The coronavirus pandemic has created a “perfect storm” for Catholic Charities of Southern Nevada — a drop in donations and a surge in seniors seeking home-delivered meals — its CEO said.
“In my eight years at Catholic Charities, that’s unprecedented,” President and CEO Tom Roberts said, adding that donations have dropped about 50 percent.
“There are a lot of people who are really struggling,” he said.
Even before the COVID-19 outbreak, Las Vegas Valley nonprofits were seeing an increase in the number of seniors seeking food assistance because of the booming population and longer lifespans.
Nevada was the fastest-growing state in the nation in 2018, according to the U.S. Census Bureau. And its population of retirement-age residents grew by 149,000 between 2010 and 2018.
Of Las Vegas’ nearly 645,000 residents, 14.5 percent are 65 or older, according to a July 2018 population estimate from the Census Bureau. The percentage is higher for Nevada as a whole (15.7 percent), Henderson (19.1 percent) and Boulder City (30.4 percent), but lower in North Las Vegas (10 percent).
Seniors on a fixed income struggle with food insecurity more than other age groups, said Jodi Tyson, vice president for strategic initiatives at Three Square food bank. They’re often forced to think about “spending trade-offs,” she said, in order to pay for necessities such as medication and housing.
“Malnutrition leads to more health-related complications and falls for older Americans, while protein malnutrition in particular contributes to longer hospital stays and higher rates of death,” national coordinator Bob Blancato said in the statement. “Working together, we must all do our part to protect the older adults in our lives from becoming malnourished during this crisis.”
Meals on Wheels
Catholic Charities’ Meals on Wheels program has served seniors in Las Vegas and North Las Vegas since 1975.
When Roberts arrived eight years ago at the nonprofit, 750 seniors were signed up for Meals on Wheels. Now, there are 2,200.
Typically, 200 to 300 people are on the waiting list. As a result, case managers prioritize the list based on need, with preference given to seniors who are immobile or have other serious health issues.
“The program, sadly, has always had a waiting list,” Roberts said. “… It breaks my heart that that level of demand and need is out there.”
Seniors, he said, are often “silent sufferers.”
Roberts said Catholic Charities has contacted the Nevada Department of Health and Human Services’ Aging and Disability Services Division, one of the agencies that provides funding for Meals on Wheels, to talk about the recently increased demand.

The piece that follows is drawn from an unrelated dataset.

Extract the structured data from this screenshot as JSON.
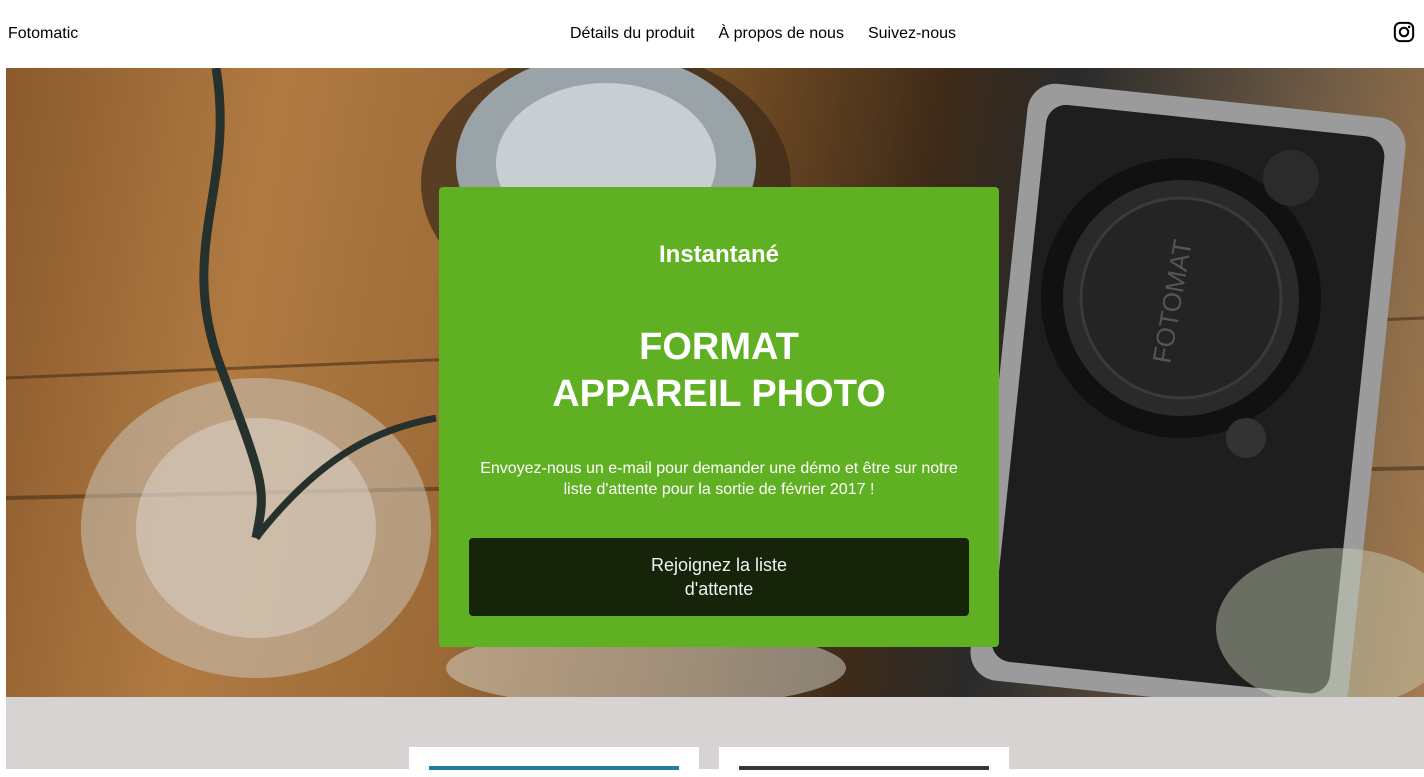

Catholic Charities has faced other challenges within the past month. The nonprofit’s shelter, which usually accommodates about 516 men, closed for about a week after a homeless man and an employee tested positive for COVID-19. It reopened April 1.
Some employees have become ill, or their family members are sick, Roberts said.
“That has obviously strained our labor pool, so we are struggling to keep the product moving,” he said.
The nonprofit has asked employees in its other departments to help with Meals on Wheels.
“By the grace of God and our employees, we haven’t missed a single meal,” Roberts said.
Other Meals on Wheels programs in Southern Nevada are operated by the city of Henderson and the Boulder City Senior Center. And some senior centers now provide delivery or pickup meals.
Boulder City’s program serves 30 to 60 seniors, a number that has stayed “pretty much the same” during the outbreak, said Lacey Scarpa, assistant executive director at the senior center.
The center is also delivering meals to more than 75 seniors outside of the program, and the number of people using its food pantry has doubled in the past month. The center used to serve in-person lunches to 120-150 seniors a day before it temporarily closed.
How other nonprofits are responding
In mid-March, Three Square food bank started seeing an influx of calls from people looking for food assistance. Initially, there were seven phone lines, but nine more were added.
Pre-COVID-19, Three Square’s phone center received about 15,000 calls each month. From March 16-20 — the week Gov. Steve Sisolak ordered the closure of nonessential businesses — it received 9,333 calls.
“A good portion of those were seniors who were afraid to go out of their homes,” Tyson said.
In response to the economic effects of the COVID-19 outbreak — including furloughs and layoffs — Three Square created an emergency food fund in partnership with the Clark County School District and launched 43 distribution sites across the valley.
The nonprofit’s Golden Groceries program provides some food distribution sites with dedicated hours for those 60 and older.
The nonprofit also called seniors who attended its two in-person meal programs to see if they needed home-delivered groceries. It has delivered groceries to about 1,600 seniors since mid-March through a partnership with the Regional Transportation Commission.
And the nonprofit expects to refer 1,600 to 2,000 seniors to home-delivered meal programs administered by other agencies, Tyson said.
“I’m very, very concerned about our community,” the nonprofit’s founder, Arnold Stalk, said, “and was before this whole thing hit.”